In a report presented at its 2016 Annual Meeting in October, the AMA recommends that mobile and digital health technology should, for example, support the establishment or continuation of a valid patient-physician relationship; have a high-quality clinical evidence base to support their use to ensure mHealth app safety and effectiveness; and follow evidence-based practice guidelines.
“I’m applauding all of it,” said Sam Zamarripa, president/director of Intent Solutions, maker of the TAD medication dispenser. “This industry is the future of health care and a social work approach is the right approach. It’s good; it’s an overdue step.”
While the AMA recognizes that “digital health has the potential to be integrated into everyday practice to promote improved patient health outcomes, support care coordination and improve communication,” it said in its report that there is a “need to balance these innovations with appropriate industry standards for mHealth apps and U.S. Food and Drug Administration of mobile medical devices.”

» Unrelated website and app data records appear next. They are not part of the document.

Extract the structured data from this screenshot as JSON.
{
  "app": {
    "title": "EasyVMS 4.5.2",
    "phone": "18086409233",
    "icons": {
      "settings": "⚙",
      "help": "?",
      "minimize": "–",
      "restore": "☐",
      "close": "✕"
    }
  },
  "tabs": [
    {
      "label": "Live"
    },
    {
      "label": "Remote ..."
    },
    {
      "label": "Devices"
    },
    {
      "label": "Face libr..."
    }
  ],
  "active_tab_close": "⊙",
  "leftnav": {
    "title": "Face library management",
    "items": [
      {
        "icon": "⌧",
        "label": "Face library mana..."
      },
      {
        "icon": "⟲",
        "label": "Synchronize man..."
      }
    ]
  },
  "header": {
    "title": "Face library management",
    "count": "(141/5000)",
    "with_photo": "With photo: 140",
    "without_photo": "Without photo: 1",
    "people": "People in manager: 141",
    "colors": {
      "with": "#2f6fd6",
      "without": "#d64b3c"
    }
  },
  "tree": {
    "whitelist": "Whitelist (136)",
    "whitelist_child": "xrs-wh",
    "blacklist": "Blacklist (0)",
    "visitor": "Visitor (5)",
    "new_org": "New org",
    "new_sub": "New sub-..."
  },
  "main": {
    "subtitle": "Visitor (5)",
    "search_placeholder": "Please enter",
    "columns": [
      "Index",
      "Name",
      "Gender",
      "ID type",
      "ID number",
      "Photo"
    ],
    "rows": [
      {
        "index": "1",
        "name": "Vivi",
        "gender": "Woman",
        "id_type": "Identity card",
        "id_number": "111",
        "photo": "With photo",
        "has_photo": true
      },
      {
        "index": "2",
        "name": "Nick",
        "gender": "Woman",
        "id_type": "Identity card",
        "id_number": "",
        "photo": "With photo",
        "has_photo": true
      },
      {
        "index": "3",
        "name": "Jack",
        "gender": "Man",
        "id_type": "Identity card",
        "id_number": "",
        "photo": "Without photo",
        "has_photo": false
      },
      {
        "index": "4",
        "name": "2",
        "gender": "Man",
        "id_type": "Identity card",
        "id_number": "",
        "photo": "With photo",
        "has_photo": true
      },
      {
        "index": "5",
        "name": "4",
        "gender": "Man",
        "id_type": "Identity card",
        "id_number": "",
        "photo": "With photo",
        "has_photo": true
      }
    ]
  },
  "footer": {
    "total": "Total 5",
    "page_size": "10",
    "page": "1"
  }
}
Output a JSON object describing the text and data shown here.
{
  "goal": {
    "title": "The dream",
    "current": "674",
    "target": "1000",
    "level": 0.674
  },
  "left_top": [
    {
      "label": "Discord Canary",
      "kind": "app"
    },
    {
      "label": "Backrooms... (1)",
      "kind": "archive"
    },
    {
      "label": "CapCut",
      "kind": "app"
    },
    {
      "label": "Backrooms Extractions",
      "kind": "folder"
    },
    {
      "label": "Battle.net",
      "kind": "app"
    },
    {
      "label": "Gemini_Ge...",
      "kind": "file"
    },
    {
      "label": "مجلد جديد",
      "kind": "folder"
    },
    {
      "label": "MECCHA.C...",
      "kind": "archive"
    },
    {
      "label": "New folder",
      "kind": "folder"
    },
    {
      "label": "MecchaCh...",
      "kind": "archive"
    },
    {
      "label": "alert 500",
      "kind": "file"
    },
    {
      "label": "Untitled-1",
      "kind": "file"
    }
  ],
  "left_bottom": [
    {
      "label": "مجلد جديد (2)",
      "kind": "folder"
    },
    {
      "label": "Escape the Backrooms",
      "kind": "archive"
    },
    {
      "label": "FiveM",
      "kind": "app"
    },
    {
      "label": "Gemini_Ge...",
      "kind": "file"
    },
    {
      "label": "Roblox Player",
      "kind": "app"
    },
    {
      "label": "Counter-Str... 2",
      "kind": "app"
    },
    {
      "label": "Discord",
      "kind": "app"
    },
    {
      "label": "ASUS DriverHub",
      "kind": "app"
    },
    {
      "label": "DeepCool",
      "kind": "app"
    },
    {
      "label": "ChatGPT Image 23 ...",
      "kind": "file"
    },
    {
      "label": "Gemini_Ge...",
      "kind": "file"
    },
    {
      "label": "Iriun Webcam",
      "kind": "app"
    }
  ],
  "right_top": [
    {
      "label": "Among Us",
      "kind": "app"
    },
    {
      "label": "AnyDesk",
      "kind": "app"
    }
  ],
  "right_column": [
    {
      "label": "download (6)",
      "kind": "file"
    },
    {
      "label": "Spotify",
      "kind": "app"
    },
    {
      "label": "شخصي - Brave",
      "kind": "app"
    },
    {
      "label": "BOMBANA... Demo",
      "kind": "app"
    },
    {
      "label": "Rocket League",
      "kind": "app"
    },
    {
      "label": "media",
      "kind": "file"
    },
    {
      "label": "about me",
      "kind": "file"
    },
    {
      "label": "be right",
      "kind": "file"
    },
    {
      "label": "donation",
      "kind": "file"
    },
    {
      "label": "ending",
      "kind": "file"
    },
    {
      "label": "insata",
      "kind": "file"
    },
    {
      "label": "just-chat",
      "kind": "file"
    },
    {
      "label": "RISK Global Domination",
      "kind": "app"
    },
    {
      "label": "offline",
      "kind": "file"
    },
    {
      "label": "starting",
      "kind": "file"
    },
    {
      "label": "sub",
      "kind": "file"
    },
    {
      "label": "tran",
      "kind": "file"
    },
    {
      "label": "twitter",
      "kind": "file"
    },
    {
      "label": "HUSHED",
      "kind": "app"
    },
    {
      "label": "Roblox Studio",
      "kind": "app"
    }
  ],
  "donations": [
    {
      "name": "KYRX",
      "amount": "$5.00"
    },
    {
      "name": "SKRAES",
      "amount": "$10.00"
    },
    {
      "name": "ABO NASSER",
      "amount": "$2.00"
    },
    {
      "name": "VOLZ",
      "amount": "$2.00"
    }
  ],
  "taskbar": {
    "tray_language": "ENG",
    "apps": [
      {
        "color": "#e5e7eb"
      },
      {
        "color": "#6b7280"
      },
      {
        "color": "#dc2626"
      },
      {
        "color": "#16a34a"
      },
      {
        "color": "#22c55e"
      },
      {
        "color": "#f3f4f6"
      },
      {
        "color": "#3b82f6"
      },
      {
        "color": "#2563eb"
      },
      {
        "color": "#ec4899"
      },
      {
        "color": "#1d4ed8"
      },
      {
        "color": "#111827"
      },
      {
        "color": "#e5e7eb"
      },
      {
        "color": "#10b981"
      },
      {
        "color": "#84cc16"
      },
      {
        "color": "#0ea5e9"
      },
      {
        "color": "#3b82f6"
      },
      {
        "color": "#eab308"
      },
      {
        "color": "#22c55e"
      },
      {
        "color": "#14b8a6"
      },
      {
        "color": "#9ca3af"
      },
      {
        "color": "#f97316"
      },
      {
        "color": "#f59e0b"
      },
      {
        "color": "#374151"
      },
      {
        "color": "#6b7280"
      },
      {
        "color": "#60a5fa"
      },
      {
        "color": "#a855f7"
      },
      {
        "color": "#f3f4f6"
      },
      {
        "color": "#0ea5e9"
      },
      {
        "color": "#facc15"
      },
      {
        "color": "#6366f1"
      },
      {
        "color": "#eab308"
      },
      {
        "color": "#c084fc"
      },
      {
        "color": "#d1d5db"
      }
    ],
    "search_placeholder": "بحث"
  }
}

Smith believes that busy home health care workers are faced with a deluge of data and clinical information from home health devices on a daily basis. The AMA guidance, he said, will help them make better decisions about what tools they will use to find actionable data.
“We’re going to be asking more and more of technology to not only report data, but also put it into context,” he said. “The pressures on home health agencies are significant. Guidelines and safety measures now will help us all do better as an ecosystem as we begin to understand all of this.”
The AMA also recommends that mobile and digital health technology should: support care delivery that is patient-centered, promote care coordination and facilitate team-based communication; support data portability and interoperability to promote care coordination through medical home and accountable care models; abide by state licensure laws and state medical practice laws and requirements; require that physicians and other health practitioners delivering services through the app be licensed in the state where the patient receives services; and ensure that the delivery of any services via the app be consistent with the state scope of practice laws.